Aim of the exercise = Every line in the records below with the string "сесия" needs to be copied out.
□ □ □
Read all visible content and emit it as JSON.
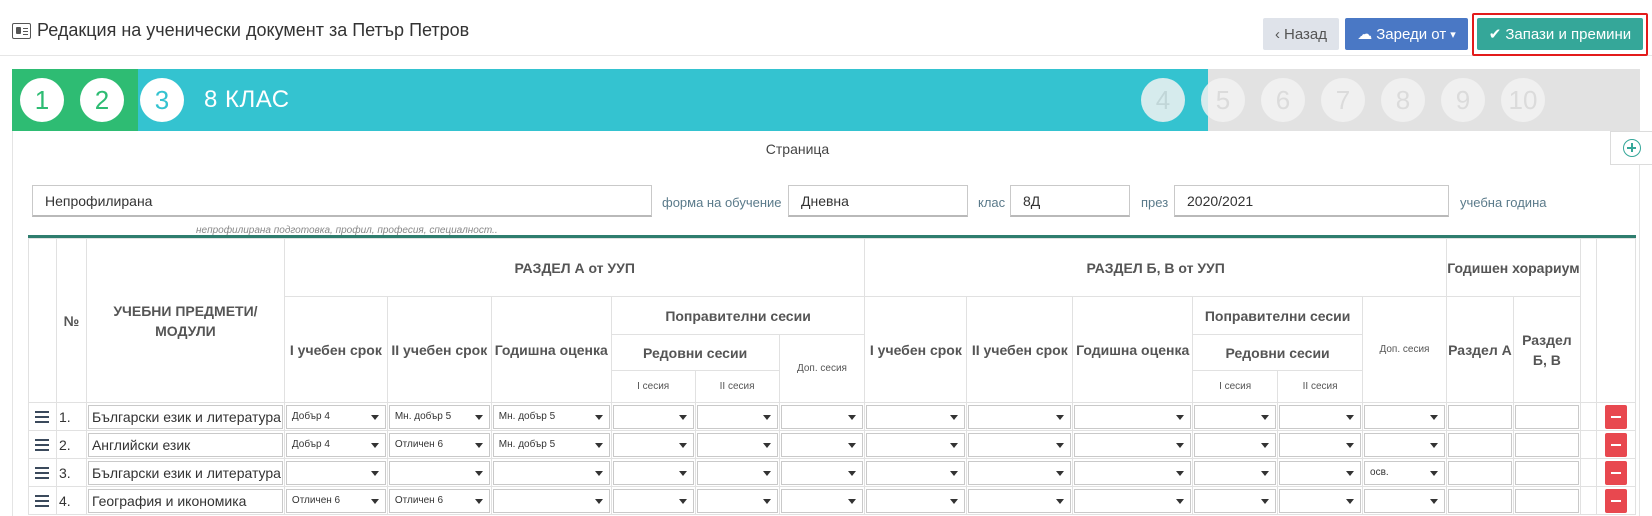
{
  "header": {
    "title": "Редакция на ученически документ за Петър Петров",
    "back_label": "Назад",
    "load_label": "Зареди от",
    "save_label": "Запази и премини",
    "save_highlight_color": "#e31b1b"
  },
  "steps": {
    "done": [
      "1",
      "2"
    ],
    "active": "3",
    "active_label": "8 КЛАС",
    "future": [
      "4",
      "5",
      "6",
      "7",
      "8",
      "9",
      "10"
    ],
    "colors": {
      "done": "#2ebc73",
      "active": "#34c3d0",
      "future": "#e2e2e2"
    }
  },
  "form": {
    "page_label": "Страница",
    "profile_value": "Непрофилирана",
    "profile_hint": "непрофилирана подготовка, профил, професия, специалност..",
    "form_label": "форма на обучение",
    "form_value": "Дневна",
    "class_label": "клас",
    "class_value": "8Д",
    "year_prefix": "през",
    "year_value": "2020/2021",
    "year_suffix": "учебна година"
  },
  "table": {
    "num_header": "№",
    "subject_header": "УЧЕБНИ ПРЕДМЕТИ/ МОДУЛИ",
    "section_a": "РАЗДЕЛ А от УУП",
    "section_b": "РАЗДЕЛ Б, В от УУП",
    "annual_hours": "Годишен хорариум",
    "term1": "I учебен срок",
    "term2": "II учебен срок",
    "annual_grade": "Годишна оценка",
    "corrective": "Поправителни сесии",
    "regular": "Редовни сесии",
    "extra": "Доп. сесия",
    "session1": "I сесия",
    "session2": "II сесия",
    "hours_a": "Раздел А",
    "hours_b": "Раздел Б, В",
    "rows": [
      {
        "num": "1.",
        "subject": "Български език и литература",
        "a": [
          "Добър 4",
          "Мн. добър 5",
          "Мн. добър 5",
          "",
          "",
          ""
        ],
        "b": [
          "",
          "",
          "",
          "",
          "",
          ""
        ]
      },
      {
        "num": "2.",
        "subject": "Английски език",
        "a": [
          "Добър 4",
          "Отличен 6",
          "Мн. добър 5",
          "",
          "",
          ""
        ],
        "b": [
          "",
          "",
          "",
          "",
          "",
          ""
        ]
      },
      {
        "num": "3.",
        "subject": "Български език и литература",
        "a": [
          "",
          "",
          "",
          "",
          "",
          ""
        ],
        "b": [
          "",
          "",
          "",
          "",
          "",
          "осв."
        ]
      },
      {
        "num": "4.",
        "subject": "География и икономика",
        "a": [
          "Отличен 6",
          "Отличен 6",
          "",
          "",
          "",
          ""
        ],
        "b": [
          "",
          "",
          "",
          "",
          "",
          ""
        ]
      }
    ]
  }
}
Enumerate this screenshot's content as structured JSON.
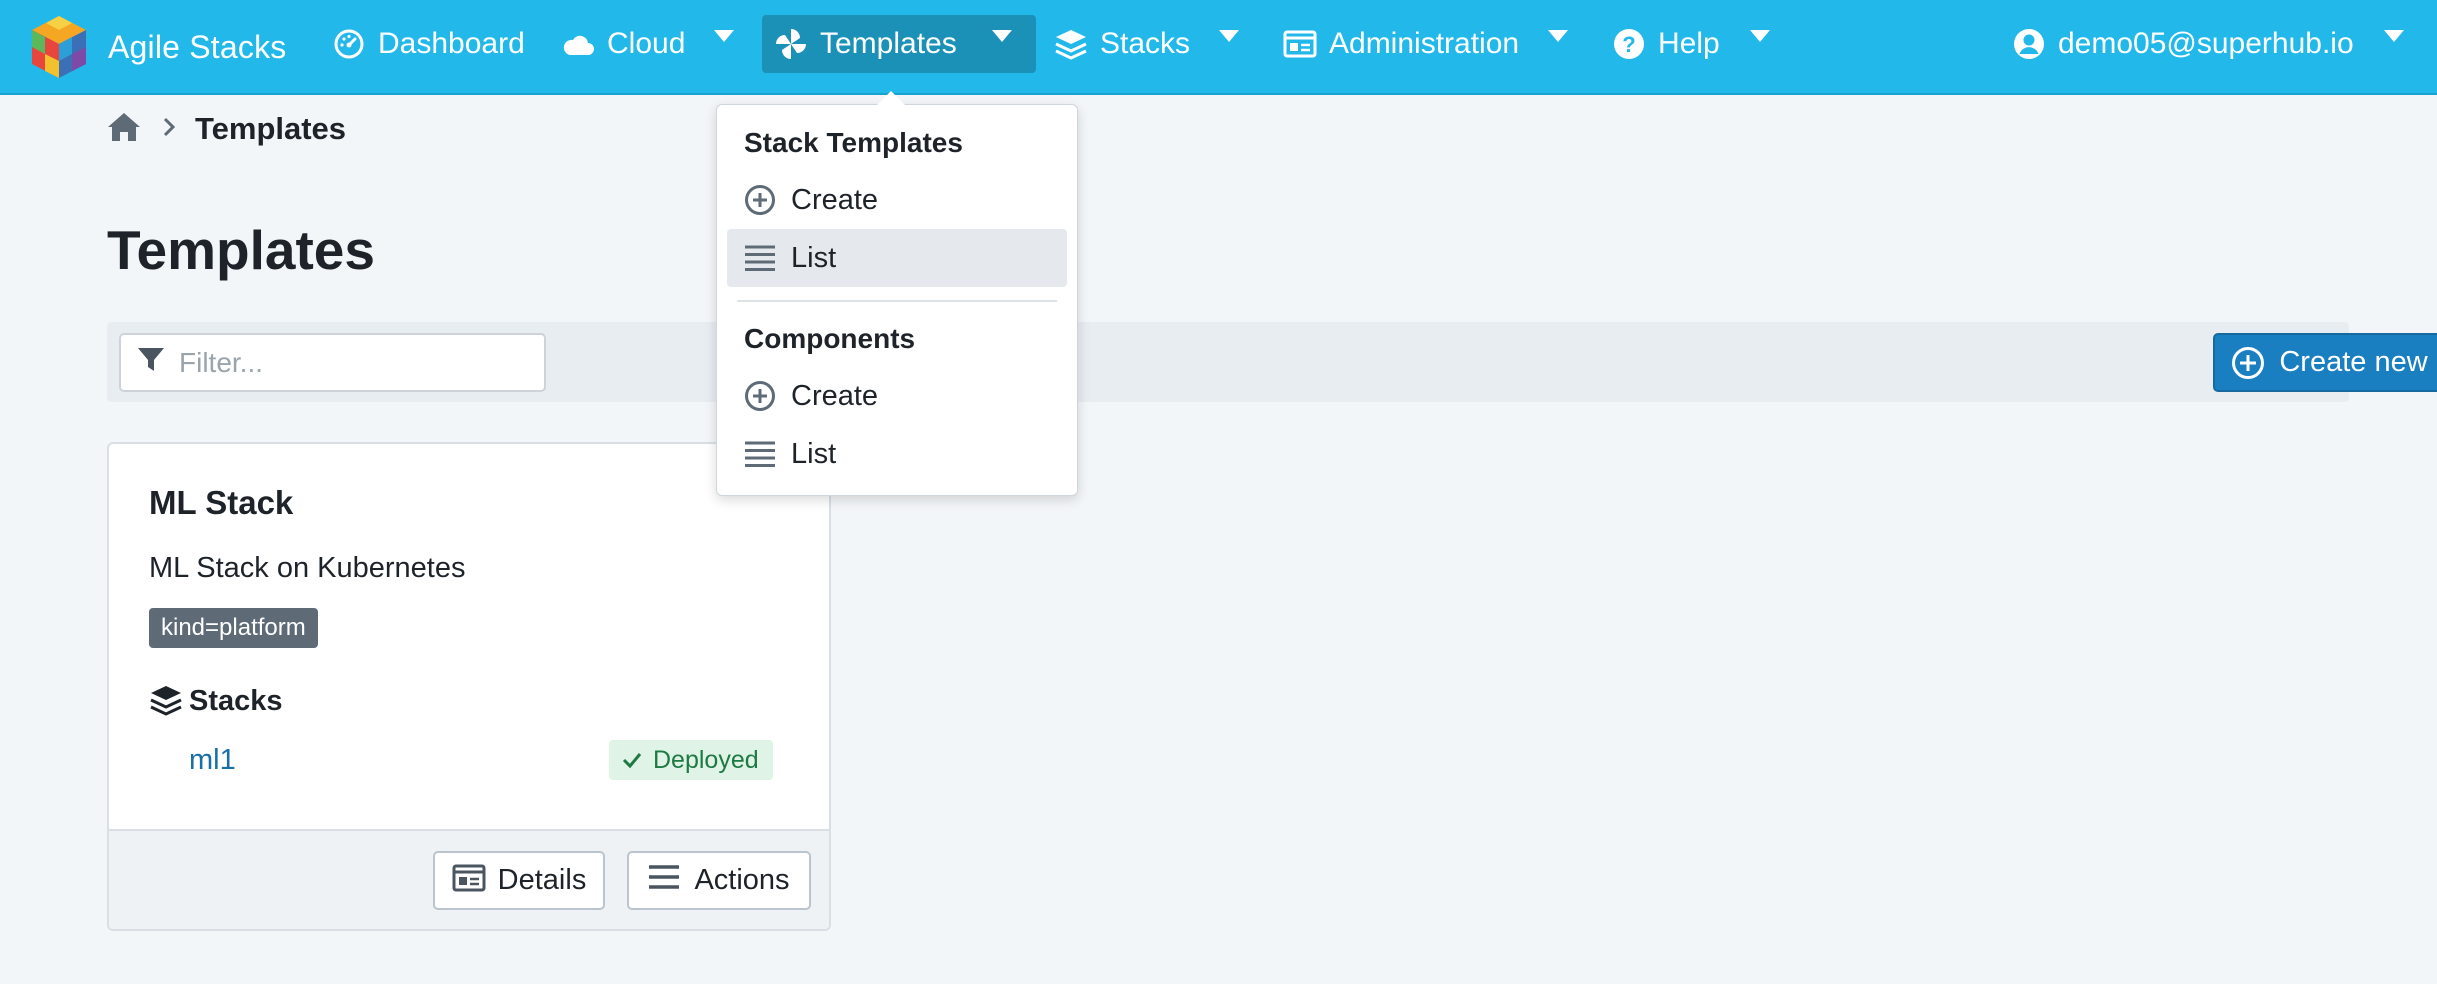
{
  "app": {
    "name": "Agile Stacks"
  },
  "nav": {
    "dashboard": "Dashboard",
    "cloud": "Cloud",
    "templates": "Templates",
    "stacks": "Stacks",
    "administration": "Administration",
    "help": "Help",
    "user": "demo05@superhub.io",
    "active": "Templates"
  },
  "dropdown": {
    "stack_templates_header": "Stack Templates",
    "stack_templates_create": "Create",
    "stack_templates_list": "List",
    "components_header": "Components",
    "components_create": "Create",
    "components_list": "List",
    "selected": "Stack Templates / List"
  },
  "breadcrumb": {
    "current": "Templates"
  },
  "page": {
    "title": "Templates"
  },
  "filter": {
    "placeholder": "Filter...",
    "value": ""
  },
  "toolbar": {
    "create_new_label": "Create new"
  },
  "cards": [
    {
      "title": "ML Stack",
      "description": "ML Stack on Kubernetes",
      "tag": "kind=platform",
      "stacks_label": "Stacks",
      "stacks": [
        {
          "name": "ml1",
          "status": "Deployed"
        }
      ],
      "details_label": "Details",
      "actions_label": "Actions"
    }
  ],
  "colors": {
    "topbar": "#22b9ea",
    "active_nav": "#1b91b8",
    "primary_button": "#1a7fc0",
    "link": "#1a6fa6",
    "tag": "#5e6b77",
    "deployed_bg": "#dff3e6",
    "deployed_text": "#1e7a43"
  }
}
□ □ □
Answer box =
    "extra": "Доп. сесия",
    "session1": "I сесия",
    "session2": "II сесия",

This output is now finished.